The Small Sculpture Angel

Cemeteries, oddly enough, are great places to find inspiration for some great poems. Think of Billy Collins riding his bike through a cemetery in Florida or Ted Kooser sitting on a cement bench in a cemetery in Iowa. In our poem of the week, we turn to Ken Meisel of Dearborn, Michigan for some musings about a “Small Sculpture Angel”.


The Small Sculpture Angel

       – Mt. Kelly Cemetery

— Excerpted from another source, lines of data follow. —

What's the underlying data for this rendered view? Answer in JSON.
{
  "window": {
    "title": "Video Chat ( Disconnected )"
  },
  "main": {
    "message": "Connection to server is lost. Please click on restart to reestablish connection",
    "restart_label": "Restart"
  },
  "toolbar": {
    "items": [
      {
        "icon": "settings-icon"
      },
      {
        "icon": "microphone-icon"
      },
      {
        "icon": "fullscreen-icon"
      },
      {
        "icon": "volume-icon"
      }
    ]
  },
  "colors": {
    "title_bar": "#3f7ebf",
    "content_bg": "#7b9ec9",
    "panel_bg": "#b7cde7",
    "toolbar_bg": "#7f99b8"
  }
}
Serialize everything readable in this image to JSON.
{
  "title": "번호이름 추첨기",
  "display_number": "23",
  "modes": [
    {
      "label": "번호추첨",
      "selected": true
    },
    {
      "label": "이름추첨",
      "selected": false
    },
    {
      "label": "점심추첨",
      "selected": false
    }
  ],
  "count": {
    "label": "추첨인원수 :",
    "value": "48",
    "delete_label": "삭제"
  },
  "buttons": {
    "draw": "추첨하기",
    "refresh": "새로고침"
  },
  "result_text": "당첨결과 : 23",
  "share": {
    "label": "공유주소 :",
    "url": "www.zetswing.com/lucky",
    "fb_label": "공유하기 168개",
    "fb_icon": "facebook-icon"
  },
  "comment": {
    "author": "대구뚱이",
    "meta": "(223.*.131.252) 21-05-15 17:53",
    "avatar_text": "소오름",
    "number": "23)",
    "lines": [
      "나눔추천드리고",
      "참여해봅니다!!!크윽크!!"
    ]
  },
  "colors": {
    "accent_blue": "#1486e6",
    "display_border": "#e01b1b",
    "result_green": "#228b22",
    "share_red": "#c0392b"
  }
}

The small, sculpture angel,
writhing over the resting
stone, her cement hands
clasping a bouquet of someone’s
grieving funeral flowers,
seems at first to you
to be alive – her face, so
tender and flushed chaste
with afternoon sun, her eyes
occupied with insects and moss,
her small gown, dirtied
by the season’s robust
and feminine floral platter,
and her tiny toes, emergent
like rose beetles as she
freezes here in perpetuity
as you move closer to her
to find her chronicle
and her sculptural falsity,
so imminent and so still.
And, as you roam here,
where the graves are
solemn signatures of silence,
you discover that she
is not even alive here,
and she is nothing –
compared to the mother
and her young daughter,
these grievers you witness,
so alive still, and so vast,
with their own bird hands,
like raw crows, slashing
the roots and pottage out,
where the graves,
those silent tableaus
of lost hours and echoes,
wait – for living angels –
those reliquaries, to come.

     Ken Meisel
     Dearborn, Michigan